Title: Sublethal Effects of Endocrine Disrupting Contaminants
Investigators: LaFiandra, Emily M.
Institution: University of New Hampshire - Main Campus
EPA Project Officer: Cobbs-Green, Gladys M.
Project Period: January 1, 2003 through January 1, 2006
Project Amount: $125,566
RFA: STAR Graduate Fellowships (2003) Recipients Lists
Research Category: Fellowship - Toxicology , Academic Fellowships , Health Effects
The prevalence of malformed amphibians and the association of high incidences of malformation with the presence of environmental contaminants have raised questions about the effects of contaminants such as polychlorinated biphenyls (PCBs), dichlorodiphenyltrichloro-ethane (DDT), and numerous pesticides on the development of larval amphibians. Pesticides have been documented to have endocrine disrupting effects, suggesting that many of the observed reproductive and developmental abnormalities may be because of the alteration of steroidogenesis. The objectives of this research project are to: (1) investigate partly the effects of exposure to environmental contaminants such as DDT and Atrazine on the survival, growth, development, gonadal histology, and steroidogenesis of larval anurans; and (2) demonstrate connections between abnormal development and malfunctioning of the endocrine system.Approach:

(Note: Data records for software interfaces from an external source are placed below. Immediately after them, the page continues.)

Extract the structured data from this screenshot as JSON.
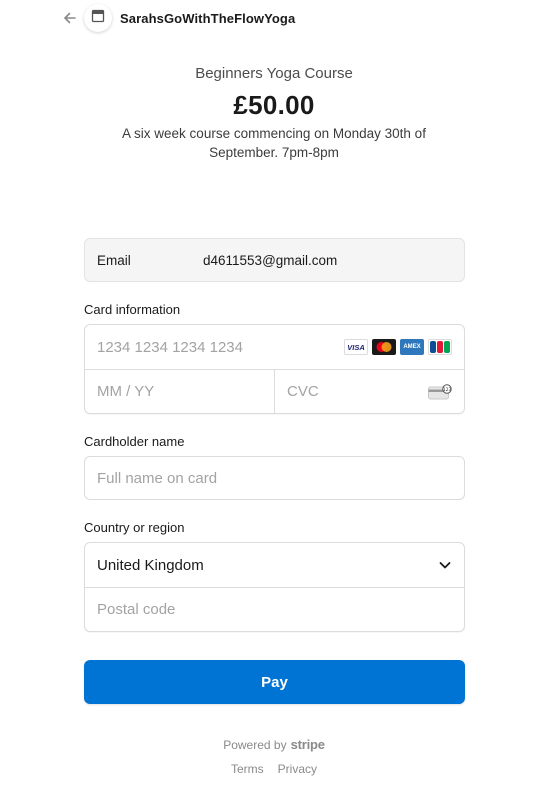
{
  "header": {
    "merchant_name": "SarahsGoWithTheFlowYoga"
  },
  "product": {
    "name": "Beginners Yoga Course",
    "price": "£50.00",
    "description": "A six week course commencing on Monday 30th of September. 7pm-8pm"
  },
  "email": {
    "label": "Email",
    "value": "d4611553@gmail.com"
  },
  "card": {
    "label": "Card information",
    "number_placeholder": "1234 1234 1234 1234",
    "expiry_placeholder": "MM / YY",
    "cvc_placeholder": "CVC",
    "brands": [
      "VISA",
      "Mastercard",
      "AMEX",
      "JCB"
    ],
    "visa_text": "VISA",
    "amex_text": "AMEX"
  },
  "cardholder": {
    "label": "Cardholder name",
    "placeholder": "Full name on card"
  },
  "country": {
    "label": "Country or region",
    "selected": "United Kingdom",
    "postal_placeholder": "Postal code"
  },
  "pay_button": {
    "label": "Pay",
    "color": "#0074d4"
  },
  "footer": {
    "powered_by": "Powered by",
    "brand": "stripe",
    "terms": "Terms",
    "privacy": "Privacy"
  }
}
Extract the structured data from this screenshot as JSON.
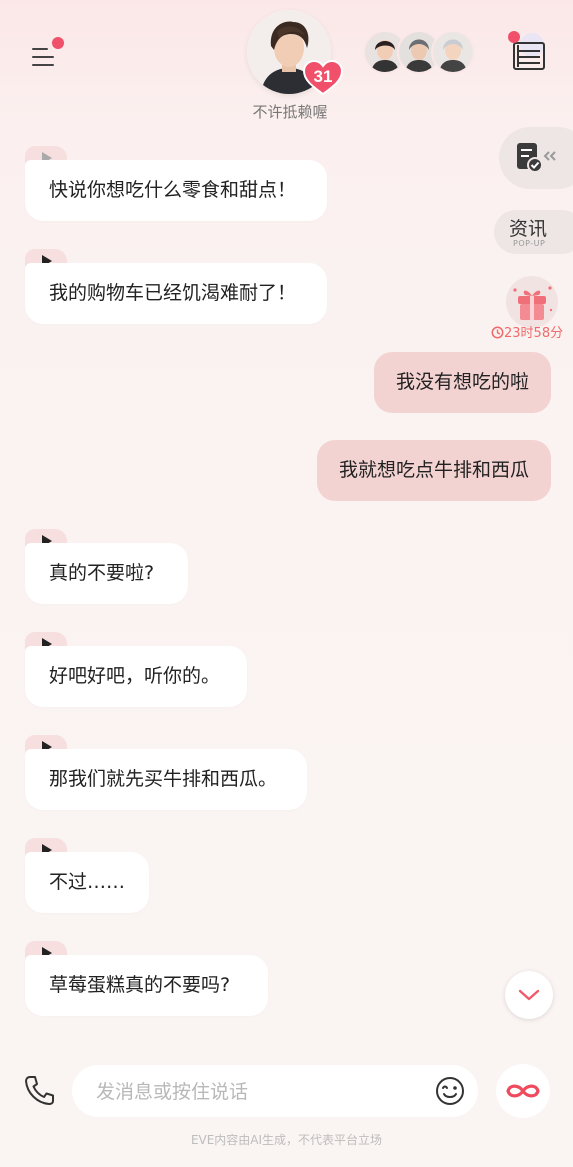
{
  "header": {
    "character_name": "不许抵赖喔",
    "affinity_count": "31"
  },
  "widgets": {
    "news_title": "资讯",
    "news_subtitle": "POP-UP",
    "gift_timer": "23时58分"
  },
  "messages": [
    {
      "from": "ai",
      "text": "快说你想吃什么零食和甜点！"
    },
    {
      "from": "ai",
      "text": "我的购物车已经饥渴难耐了！"
    },
    {
      "from": "me",
      "text": "我没有想吃的啦"
    },
    {
      "from": "me",
      "text": "我就想吃点牛排和西瓜"
    },
    {
      "from": "ai",
      "text": "真的不要啦?"
    },
    {
      "from": "ai",
      "text": "好吧好吧，听你的。"
    },
    {
      "from": "ai",
      "text": "那我们就先买牛排和西瓜。"
    },
    {
      "from": "ai",
      "text": "不过……"
    },
    {
      "from": "ai",
      "text": "草莓蛋糕真的不要吗?"
    }
  ],
  "input": {
    "placeholder": "发消息或按住说话",
    "value": ""
  },
  "footer": {
    "disclaimer": "EVE内容由AI生成，不代表平台立场"
  },
  "colors": {
    "accent": "#f0506a",
    "user_bubble": "#f3d3d2",
    "ai_bubble": "#ffffff",
    "play_tab": "#f6dfde"
  },
  "icons": [
    "menu-icon",
    "heart-icon",
    "book-icon",
    "task-check-icon",
    "gift-icon",
    "clock-icon",
    "play-icon",
    "chevron-down-icon",
    "phone-icon",
    "emoji-icon",
    "infinity-icon"
  ]
}
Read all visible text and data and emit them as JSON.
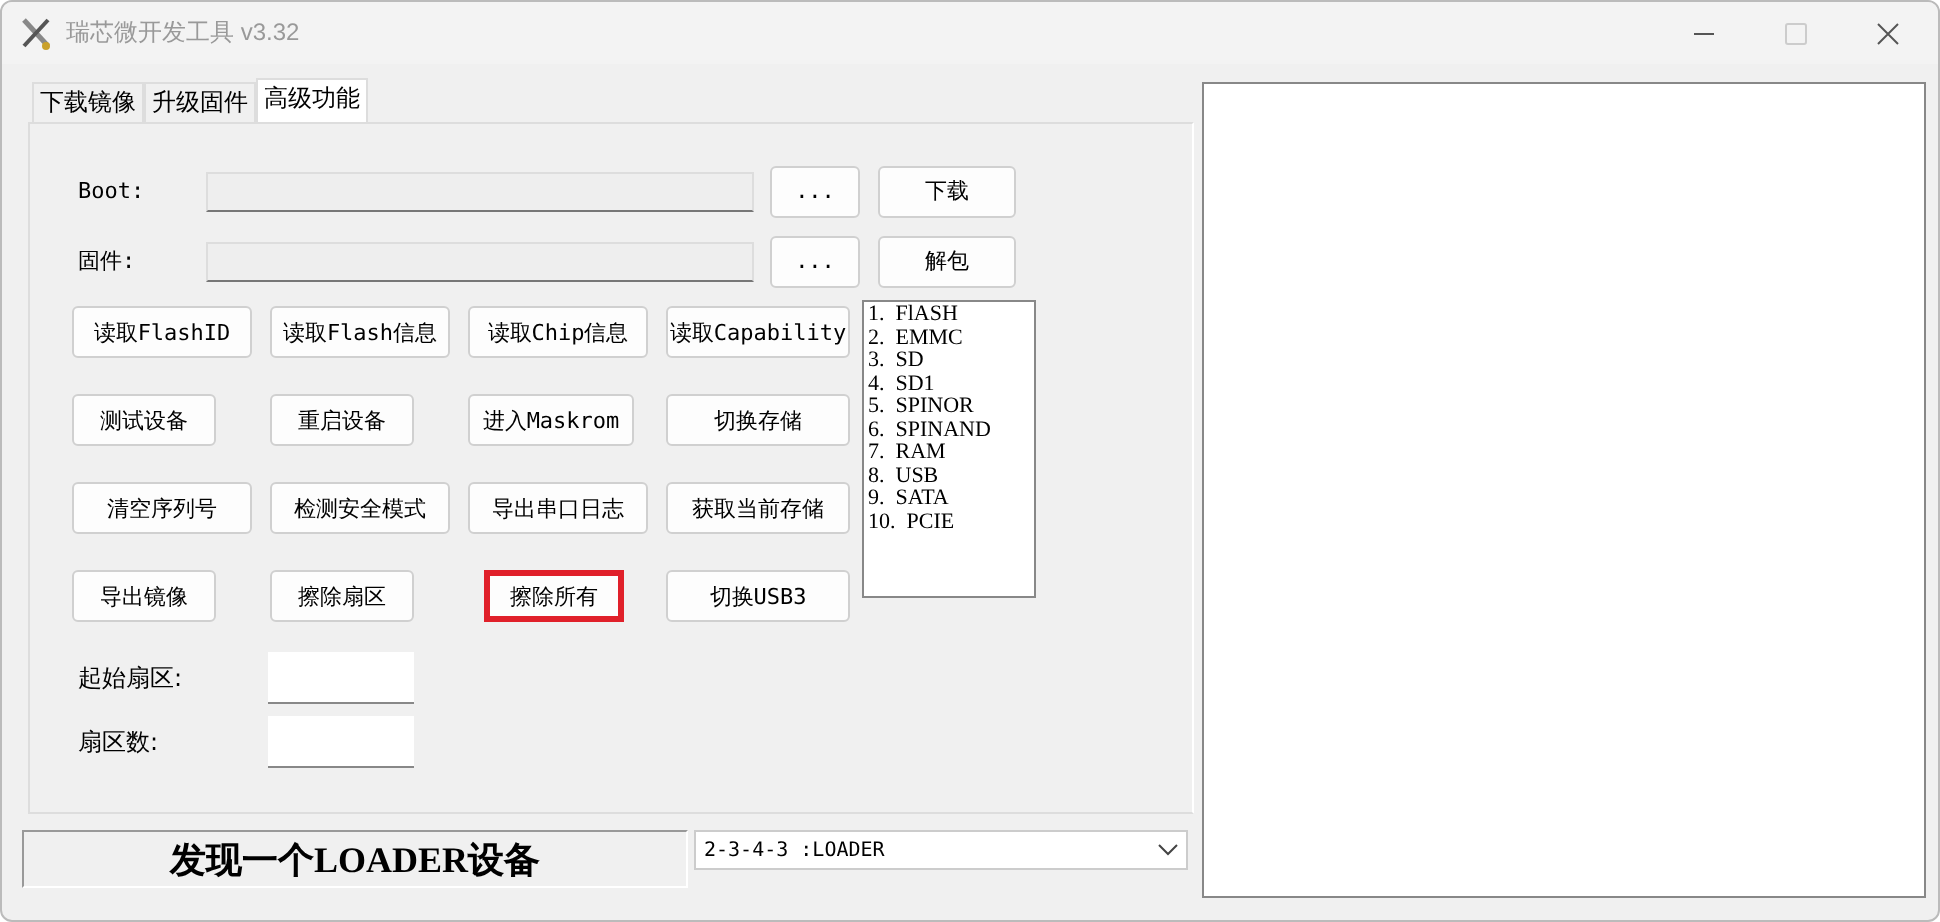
{
  "window": {
    "title": "瑞芯微开发工具 v3.32",
    "maximize_disabled": true
  },
  "tabs": [
    {
      "label": "下载镜像",
      "selected": false
    },
    {
      "label": "升级固件",
      "selected": false
    },
    {
      "label": "高级功能",
      "selected": true
    }
  ],
  "file_rows": [
    {
      "label": "Boot:",
      "browse": "...",
      "action": "下载"
    },
    {
      "label": "固件:",
      "browse": "...",
      "action": "解包"
    }
  ],
  "button_rows": [
    [
      {
        "label": "读取FlashID",
        "highlighted": false
      },
      {
        "label": "读取Flash信息",
        "highlighted": false
      },
      {
        "label": "读取Chip信息",
        "highlighted": false
      },
      {
        "label": "读取Capability",
        "highlighted": false
      }
    ],
    [
      {
        "label": "测试设备",
        "highlighted": false
      },
      {
        "label": "重启设备",
        "highlighted": false
      },
      {
        "label": "进入Maskrom",
        "highlighted": false
      },
      {
        "label": "切换存储",
        "highlighted": false
      }
    ],
    [
      {
        "label": "清空序列号",
        "highlighted": false
      },
      {
        "label": "检测安全模式",
        "highlighted": false
      },
      {
        "label": "导出串口日志",
        "highlighted": false
      },
      {
        "label": "获取当前存储",
        "highlighted": false
      }
    ],
    [
      {
        "label": "导出镜像",
        "highlighted": false
      },
      {
        "label": "擦除扇区",
        "highlighted": false
      },
      {
        "label": "擦除所有",
        "highlighted": true
      },
      {
        "label": "切换USB3",
        "highlighted": false
      }
    ]
  ],
  "storage_list": [
    "1.  FlASH",
    "2.  EMMC",
    "3.  SD",
    "4.  SD1",
    "5.  SPINOR",
    "6.  SPINAND",
    "7.  RAM",
    "8.  USB",
    "9.  SATA",
    "10.  PCIE"
  ],
  "sector_fields": [
    {
      "label": "起始扇区:"
    },
    {
      "label": "扇区数:"
    }
  ],
  "status": "发现一个LOADER设备",
  "device_select": {
    "value": "2-3-4-3 :LOADER"
  }
}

Coordinated field sampling, in situ exposures, and laboratory toxicology experiments will be used in a weight of evidence approach. Field surveys will be conducted at National Wildlife Refuges (NWRs) in New Hampshire, Maine, Vermont, and New York as part of an ongoing study documenting amphibian malformation rates on refuges. In situ exposures will be conducted at Great Bay NWR, Newington, NH, as sites on this refuge have high incidences of malformations as well as contamination with PCBs, DDT, and/or Atrazine. Enclosures will be installed at sites known to be contaminated with DDT as well as at relatively uncontaminated or reference sites. The in situ work will allow for repeated monitoring of the development of a genetically similar group of test organisms under relatively natural, yet predator-free conditions. This work also will allow for direct comparisons among reference and contaminated sites and may provide additional evidence suggesting that contaminants present in these sites contribute to amphibian malformations. The role these contaminants play in abnormal amphibian development will be further investigated in laboratory toxicology experiments using sediments spiked with DDT at concentrations similar to those found in sediments at Great Bay NWR. This coordination of field, in situ, and laboratory experiments is intended to demonstrate a connection between amphibian malformations observed in the field and endocrine disruption by pesticides present in the environment.Supplemental Keywords:
fellowship, environmental contaminants, contaminants, polychlorinated biphenyls, PCBs, dichlorodiphenyltrichloroethane, DDT, Atrazine, amphibians, malformed amphibians, amphibian malformations, pesticides, endocrine disruptors, endocrine disrupting chemicals, EDCs, endocrine disrupting effects, New Hampshire, NH, Maine, ME, Vermont, VT, New York, NY., RFA, Health, Scientific Discipline, Toxicology, Environmental Chemistry, Endocrine Disruptors - Environmental Exposure & Risk, endocrine disruptors, Biochemistry, Environmental Monitoring, Endocrine Disruptors - Human Health, pesticide exposure, amphibian lifecycle testing, EDCs, endocrine disrupting chemicals, PCBs, developmental biology, animal models, DDT, reproductive processes, atrazine